Lost & Found


It’s only been a month into nice weather and we’ve lost two hats. When I place a baseball cap on Jacob’s head, he feels inclined to take it off and examine it. When he’s done, I’m guessing he tosses it over the stroller as we’re walking. How I don’t trip over it or see it fly out of the stroller, I have no idea.

It’s a mystery to me. I imagine the hat, laying lonely near a bush somewhere, wondering why it’s suddenly alone. Half way through the walk I realize Jacob’s hatless and smiling. He’s won the battle of the baseball cap again!

I bought him a new hat. This time, it has little straps that clasp under his chin. He looks like a little explorer. He also has a hard time getting this one off, for now at least. Recently I also got him a pair of sandals. On a trip to the mall I noticed one missing. Great! After twenty minutes of retracing our steps we found it neatly placed on a bench. Someone knew we’d be missing it, and put it in plain view. Thank you, Good Samaritan.

I wonder how many more things we’ll lose on our little adventures. How many of Jacob’s things will be lonely in a lost-in-found box in the future?

One more thing. When Jacob was a few months old, we went on a family outing.
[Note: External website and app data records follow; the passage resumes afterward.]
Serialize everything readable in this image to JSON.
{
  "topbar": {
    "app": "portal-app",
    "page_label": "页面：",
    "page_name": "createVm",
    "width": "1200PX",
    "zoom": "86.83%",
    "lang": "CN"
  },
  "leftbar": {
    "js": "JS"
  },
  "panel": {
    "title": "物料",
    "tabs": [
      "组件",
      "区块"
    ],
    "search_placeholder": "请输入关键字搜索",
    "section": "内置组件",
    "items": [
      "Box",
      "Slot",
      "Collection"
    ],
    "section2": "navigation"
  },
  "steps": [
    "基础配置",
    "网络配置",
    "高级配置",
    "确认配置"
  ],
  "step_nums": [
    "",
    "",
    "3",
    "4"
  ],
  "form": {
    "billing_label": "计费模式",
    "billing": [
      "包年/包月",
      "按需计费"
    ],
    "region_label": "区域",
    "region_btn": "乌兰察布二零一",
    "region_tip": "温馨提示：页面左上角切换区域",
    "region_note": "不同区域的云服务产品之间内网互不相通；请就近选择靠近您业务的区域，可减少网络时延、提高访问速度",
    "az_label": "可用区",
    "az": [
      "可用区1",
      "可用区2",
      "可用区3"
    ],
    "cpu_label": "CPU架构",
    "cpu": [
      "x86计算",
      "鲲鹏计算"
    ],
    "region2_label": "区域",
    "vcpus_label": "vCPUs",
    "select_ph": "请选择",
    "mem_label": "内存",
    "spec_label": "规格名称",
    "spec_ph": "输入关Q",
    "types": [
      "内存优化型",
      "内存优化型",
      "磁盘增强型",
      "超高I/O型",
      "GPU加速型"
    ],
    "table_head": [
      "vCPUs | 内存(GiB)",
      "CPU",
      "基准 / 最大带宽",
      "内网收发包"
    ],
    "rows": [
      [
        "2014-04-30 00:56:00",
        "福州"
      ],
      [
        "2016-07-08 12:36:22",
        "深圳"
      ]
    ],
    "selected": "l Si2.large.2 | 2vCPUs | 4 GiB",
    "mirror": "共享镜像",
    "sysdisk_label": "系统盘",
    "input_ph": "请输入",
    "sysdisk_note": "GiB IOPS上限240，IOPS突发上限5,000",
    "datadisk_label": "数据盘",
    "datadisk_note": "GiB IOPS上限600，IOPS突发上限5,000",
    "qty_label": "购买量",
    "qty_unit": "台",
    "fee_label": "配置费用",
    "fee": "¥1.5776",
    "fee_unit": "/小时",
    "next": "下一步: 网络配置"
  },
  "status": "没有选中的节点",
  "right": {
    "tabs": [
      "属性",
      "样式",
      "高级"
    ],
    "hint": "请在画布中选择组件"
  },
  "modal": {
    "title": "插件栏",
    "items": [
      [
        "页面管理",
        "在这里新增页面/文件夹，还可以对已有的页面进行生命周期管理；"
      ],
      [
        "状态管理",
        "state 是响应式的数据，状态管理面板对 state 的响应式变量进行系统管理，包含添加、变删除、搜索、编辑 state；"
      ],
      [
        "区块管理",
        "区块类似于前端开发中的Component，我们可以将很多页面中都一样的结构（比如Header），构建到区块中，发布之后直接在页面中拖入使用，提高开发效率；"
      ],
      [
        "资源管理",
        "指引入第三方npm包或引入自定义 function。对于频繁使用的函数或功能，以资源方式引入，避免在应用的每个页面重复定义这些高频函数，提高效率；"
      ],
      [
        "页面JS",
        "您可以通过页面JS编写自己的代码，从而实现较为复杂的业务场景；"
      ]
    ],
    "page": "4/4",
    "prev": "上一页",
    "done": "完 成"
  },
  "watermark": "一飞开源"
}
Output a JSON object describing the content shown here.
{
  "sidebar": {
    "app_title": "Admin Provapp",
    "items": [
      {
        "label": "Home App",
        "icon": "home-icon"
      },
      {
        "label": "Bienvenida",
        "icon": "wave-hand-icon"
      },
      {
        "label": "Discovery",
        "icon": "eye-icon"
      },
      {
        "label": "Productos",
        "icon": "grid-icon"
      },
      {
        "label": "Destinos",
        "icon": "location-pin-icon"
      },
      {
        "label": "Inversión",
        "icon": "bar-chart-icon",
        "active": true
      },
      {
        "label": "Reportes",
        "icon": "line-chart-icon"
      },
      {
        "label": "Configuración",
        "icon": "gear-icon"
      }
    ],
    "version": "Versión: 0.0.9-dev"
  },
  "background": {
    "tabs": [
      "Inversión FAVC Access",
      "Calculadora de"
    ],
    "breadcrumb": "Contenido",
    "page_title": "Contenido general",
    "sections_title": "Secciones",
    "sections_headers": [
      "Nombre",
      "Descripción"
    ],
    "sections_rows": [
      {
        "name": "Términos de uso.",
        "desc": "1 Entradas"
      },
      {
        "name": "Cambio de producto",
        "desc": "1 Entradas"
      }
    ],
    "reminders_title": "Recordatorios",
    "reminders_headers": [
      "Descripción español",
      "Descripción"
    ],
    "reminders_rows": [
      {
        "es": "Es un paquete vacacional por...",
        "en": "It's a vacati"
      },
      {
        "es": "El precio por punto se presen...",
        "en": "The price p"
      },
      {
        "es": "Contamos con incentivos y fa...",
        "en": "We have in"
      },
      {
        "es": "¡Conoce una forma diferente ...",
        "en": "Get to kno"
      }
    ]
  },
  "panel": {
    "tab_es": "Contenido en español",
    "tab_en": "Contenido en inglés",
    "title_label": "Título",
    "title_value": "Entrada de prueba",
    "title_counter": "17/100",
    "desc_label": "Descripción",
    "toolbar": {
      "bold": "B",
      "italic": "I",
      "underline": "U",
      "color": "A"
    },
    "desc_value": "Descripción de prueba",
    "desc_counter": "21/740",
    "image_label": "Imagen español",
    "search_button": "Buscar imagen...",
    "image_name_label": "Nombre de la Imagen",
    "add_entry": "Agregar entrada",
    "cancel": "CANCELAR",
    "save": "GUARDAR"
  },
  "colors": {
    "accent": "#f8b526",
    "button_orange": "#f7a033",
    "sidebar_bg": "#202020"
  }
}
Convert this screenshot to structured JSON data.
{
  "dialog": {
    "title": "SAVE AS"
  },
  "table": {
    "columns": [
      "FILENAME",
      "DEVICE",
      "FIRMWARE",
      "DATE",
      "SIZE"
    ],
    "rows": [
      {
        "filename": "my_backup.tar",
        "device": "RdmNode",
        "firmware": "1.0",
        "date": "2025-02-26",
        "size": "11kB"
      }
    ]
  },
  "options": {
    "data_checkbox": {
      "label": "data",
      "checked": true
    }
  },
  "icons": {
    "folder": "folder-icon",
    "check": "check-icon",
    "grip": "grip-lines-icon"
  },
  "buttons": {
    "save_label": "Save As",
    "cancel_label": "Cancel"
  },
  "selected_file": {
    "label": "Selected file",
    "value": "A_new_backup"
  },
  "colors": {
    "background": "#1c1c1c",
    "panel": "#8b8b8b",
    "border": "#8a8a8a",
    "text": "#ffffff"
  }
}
We packed his diaper bag with all the goods. But when we arrived home from our journey the diaper bag was nowhere to be found. Till this day, we have no idea what happened to it. Andrew thinks he must have temporarily put it on the hood of the car while we were packing Jacob and the stroller away. Then we drove away…

I’m guessing we’ll have many more stories like these in the future. What have you lost in the battle of packing and unpacking your children and ALL the items that go with ‘em?

FIVE Things I’d like Jacob to Know

Jacob and Mommy

ONE: Bullying is unacceptable. I never want you to take someone else’s power away by using fear to make them do what you want them to do, or to simply make them feel bad. But if someone is pushing you around and there isn’t an adult close by to help, kick them in the groin and run to find an adult!

TWO: I don’t care what you do for a living. I care about how you’re living. I hope that you’re happy with your choices in life, and are a good person.

THREE: If you’re EVER feeling down, sad, or depressed, please tell dad or me. I hope that you’re never embarrassed to talk to us about your feelings. I’m going to try my best to always let you know that your feelings MATTER. Even if you think they seem silly, they’re still your feelings and they deserve respect!

FOUR: Choose your friends wisely. If they make you question whether you’re about to make a bad choice on more than one occasion, choose friends that don’t make life that complicated. Choose friends that you can be yourself with.

FIVE: I love you. There are going to be times when you can’t stand the sight of me and I’m okay with that. As long as you know that I’ll do anything to keep you safe and make you happy, that’s all that matters. Your parents love you very much. We may embarrass you, but we’ll always have your back.